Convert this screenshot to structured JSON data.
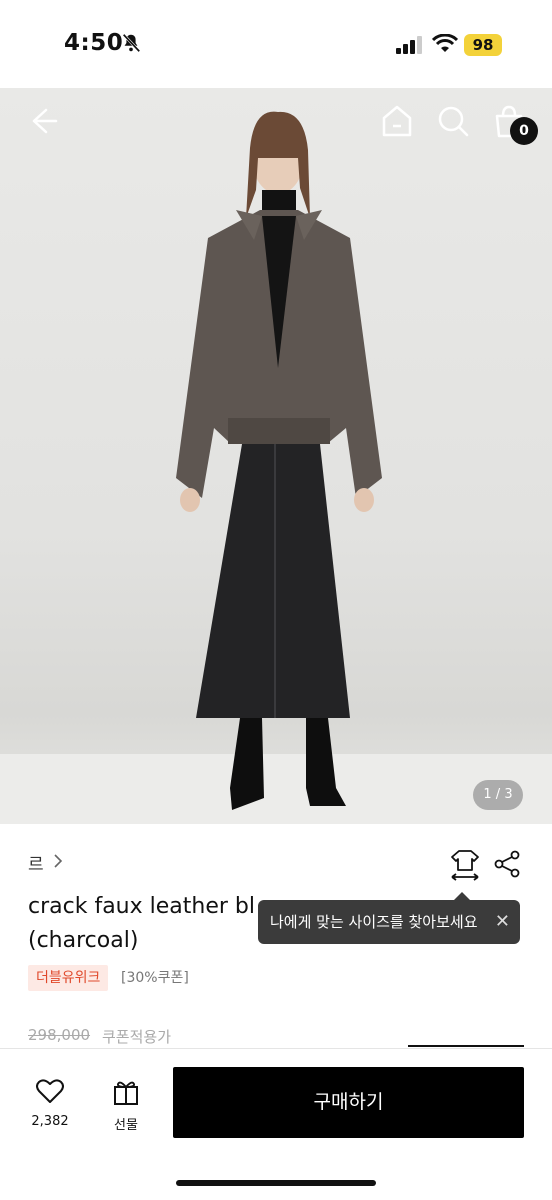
{
  "status_bar": {
    "time": "4:50",
    "battery": "98"
  },
  "hero": {
    "pager": "1 / 3",
    "cart_count": "0"
  },
  "product": {
    "brand": "르",
    "title_line1": "crack faux leather bl",
    "title_line2": "(charcoal)",
    "badge": "더블유위크",
    "coupon_tag": "[30%쿠폰]",
    "original_price": "298,000",
    "coupon_price_label": "쿠폰적용가"
  },
  "tooltip": {
    "text": "나에게 맞는 사이즈를 찾아보세요",
    "close": "✕"
  },
  "bottom_bar": {
    "like_count": "2,382",
    "gift_label": "선물",
    "buy_label": "구매하기"
  },
  "colors": {
    "badge_bg": "#fde9e4",
    "badge_text": "#e0492b",
    "buy_bg": "#000000",
    "battery": "#f3d23a"
  }
}
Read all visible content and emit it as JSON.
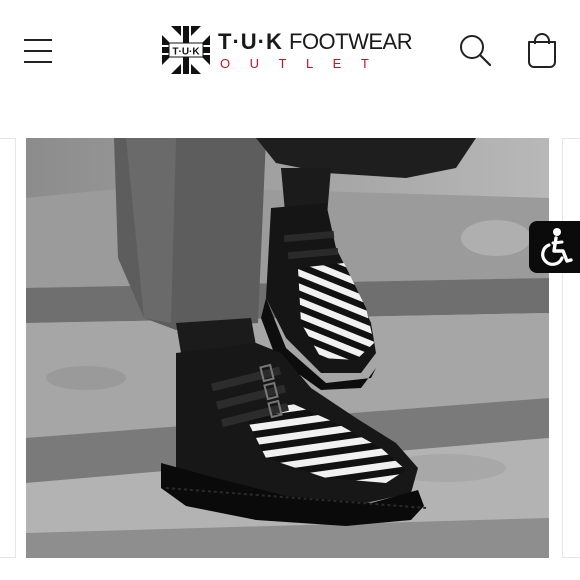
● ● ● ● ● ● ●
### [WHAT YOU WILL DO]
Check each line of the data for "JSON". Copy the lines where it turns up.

### [SOLVED PROBLEM]
Convert this screenshot to structured JSON data.
Read all visible content and emit it as JSON.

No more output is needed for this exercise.